Download
bus regulation in europe and around the world what seems to work n.
Skip this Video
Loading SlideShow in 5 Seconds..
Bus Regulation in Europe and Around the World – What Seems to Work? PowerPoint Presentation
Download Presentation
Bus Regulation in Europe and Around the World – What Seems to Work?

Bus Regulation in Europe and Around the World – What Seems to Work?

105 Vues Download Presentation
Télécharger la présentation

Bus Regulation in Europe and Around the World – What Seems to Work?

- - - - - - - - - - - - - - - - - - - - - - - - - - - E N D - - - - - - - - - - - - - - - - - - - - - - - - - - -
Presentation Transcript

  1. UNIVERSITY OF OXFORD Transport Studies Unit Bus Regulation in Europe and Around the World – What Seems to Work? John Preston Transport Studies Unit University of Oxford Presentation to IPPR Seminar on Bus Regulation Outside of London 29 June 2004.

  2. Case Study (I): Copenhagen Contract lengths of six years. Combined bids limited to a maximum of three packages. Bids assessed using a value analysis model. Quality measuring system based on 10 attributes, 9 of which are based on passenger perceptions derived from a survey of 30,000 customers per year. Malus/bonus scheme plus an inspection system.
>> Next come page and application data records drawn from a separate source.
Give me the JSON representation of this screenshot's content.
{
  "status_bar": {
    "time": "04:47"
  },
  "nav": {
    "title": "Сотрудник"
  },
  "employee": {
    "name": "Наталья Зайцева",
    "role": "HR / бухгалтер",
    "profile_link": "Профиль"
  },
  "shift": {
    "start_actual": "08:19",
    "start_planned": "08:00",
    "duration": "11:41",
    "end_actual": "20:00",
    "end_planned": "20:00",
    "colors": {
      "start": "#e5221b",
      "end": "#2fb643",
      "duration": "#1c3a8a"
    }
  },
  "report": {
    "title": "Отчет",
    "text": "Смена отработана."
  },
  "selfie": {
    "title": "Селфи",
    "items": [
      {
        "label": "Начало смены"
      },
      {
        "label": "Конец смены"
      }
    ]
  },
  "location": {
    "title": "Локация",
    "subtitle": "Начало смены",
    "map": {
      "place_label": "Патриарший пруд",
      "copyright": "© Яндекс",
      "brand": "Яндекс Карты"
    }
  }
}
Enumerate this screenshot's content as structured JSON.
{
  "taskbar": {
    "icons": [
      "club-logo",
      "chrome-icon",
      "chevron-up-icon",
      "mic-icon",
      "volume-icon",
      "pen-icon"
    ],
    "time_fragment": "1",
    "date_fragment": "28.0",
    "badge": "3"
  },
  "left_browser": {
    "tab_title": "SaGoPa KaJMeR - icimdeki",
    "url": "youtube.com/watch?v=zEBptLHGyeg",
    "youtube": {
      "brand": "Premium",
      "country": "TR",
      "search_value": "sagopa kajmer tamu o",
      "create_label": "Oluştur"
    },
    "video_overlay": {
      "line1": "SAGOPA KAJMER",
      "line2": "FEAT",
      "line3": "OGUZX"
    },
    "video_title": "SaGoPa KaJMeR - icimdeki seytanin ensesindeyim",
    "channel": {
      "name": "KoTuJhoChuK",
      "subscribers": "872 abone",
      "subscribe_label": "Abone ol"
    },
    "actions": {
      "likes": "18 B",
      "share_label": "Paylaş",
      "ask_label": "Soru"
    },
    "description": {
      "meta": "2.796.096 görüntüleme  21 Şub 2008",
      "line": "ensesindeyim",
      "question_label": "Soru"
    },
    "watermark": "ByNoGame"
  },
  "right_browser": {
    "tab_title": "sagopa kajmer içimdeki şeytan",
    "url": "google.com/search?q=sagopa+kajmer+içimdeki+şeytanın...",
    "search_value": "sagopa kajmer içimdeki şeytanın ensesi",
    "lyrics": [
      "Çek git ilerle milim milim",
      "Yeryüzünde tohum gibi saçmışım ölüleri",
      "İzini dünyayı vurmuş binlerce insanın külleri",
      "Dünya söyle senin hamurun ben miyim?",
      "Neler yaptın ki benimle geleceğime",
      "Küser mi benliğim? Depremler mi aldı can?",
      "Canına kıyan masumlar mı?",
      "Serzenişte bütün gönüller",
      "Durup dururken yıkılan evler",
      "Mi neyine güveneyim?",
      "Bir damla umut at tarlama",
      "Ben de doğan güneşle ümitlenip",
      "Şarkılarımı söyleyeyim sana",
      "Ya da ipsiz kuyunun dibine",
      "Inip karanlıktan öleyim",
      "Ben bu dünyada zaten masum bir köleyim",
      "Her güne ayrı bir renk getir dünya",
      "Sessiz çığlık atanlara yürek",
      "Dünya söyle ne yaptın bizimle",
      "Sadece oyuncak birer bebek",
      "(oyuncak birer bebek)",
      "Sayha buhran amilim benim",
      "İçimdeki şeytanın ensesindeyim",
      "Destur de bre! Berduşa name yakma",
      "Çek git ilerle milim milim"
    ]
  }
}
  3. Case Study (II): The Netherlands Bids in terms of amount of service given a budget constraint. Amersfoort - 60% increase in service hours. South Holland - 10.5% increase in service hours and a 6% reduction in subsidy . North West Utrecht - an 18% increase in service hours.
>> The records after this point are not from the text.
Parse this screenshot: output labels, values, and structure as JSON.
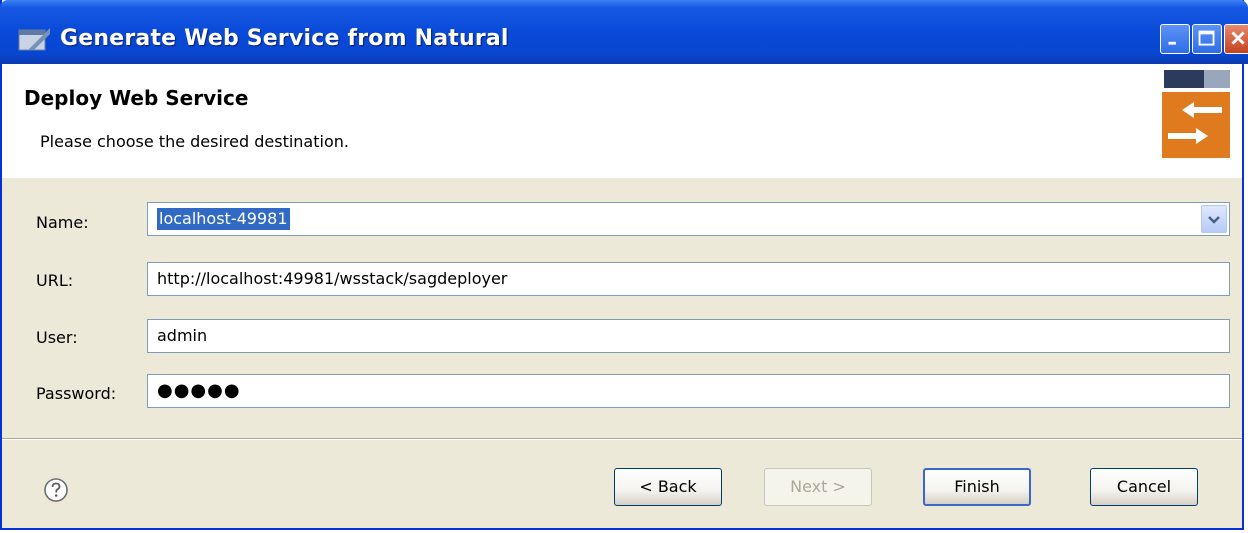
{
  "window": {
    "title": "Generate Web Service from Natural"
  },
  "header": {
    "title": "Deploy Web Service",
    "description": "Please choose the desired destination."
  },
  "form": {
    "name": {
      "label": "Name:",
      "value": "localhost-49981"
    },
    "url": {
      "label": "URL:",
      "value": "http://localhost:49981/wsstack/sagdeployer"
    },
    "user": {
      "label": "User:",
      "value": "admin"
    },
    "password": {
      "label": "Password:",
      "value": "●●●●●"
    }
  },
  "buttons": {
    "back": "< Back",
    "next": "Next >",
    "finish": "Finish",
    "cancel": "Cancel"
  },
  "icons": {
    "title": "eclipse-window-icon",
    "help": "help-icon",
    "wizard": "web-service-exchange-icon"
  },
  "colors": {
    "titlebar": "#0a4ad8",
    "selection": "#316ac5",
    "wizard_orange": "#e07a1f"
  }
}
  4. Case Study (III): Helsingborg/Sundsvall Helsingborg: in 1994 operator given responsibility for service and fare planning, subject to authority controls concerning minimum levels of frequency and network density. In 1997 net cost tendering and quality targets were introduced, with the operator getting an extra payment of 5% of revenues if the targets are met. Sundsvall: since 1999 the operator is required to increase patronage by 4% per year. If this fails, the operator has to spend 4% of the net reimbursement per year on marketing.

  5. Case Study (IV): Adelaide/Perth Adelaide: initial area tendering was cautious with only modest cost reductions, some service improvements and no strong evidence of changes in patronage. A more ambitious revenue incentive-based regime has since been introduced which has seen service levels increase by 15%, unit costs reduce by 38% and patronage increase by 8%. Perth: tendering has led to an increase in service levels of 32%, unit cost reductions of 22% and a patronage increase of 26%.

  6. Other Hybrids Regulated models: corporatisation (Dublin, Toronto), yardstick competition (Oslo, Sydney). Limited competition models: performance based contracts (Bergen). Deregulated models: patronage funding scheme (Auckland, Christchurch). Key issue: Improving network design (service structure and levels, service quality, fare structure and levels).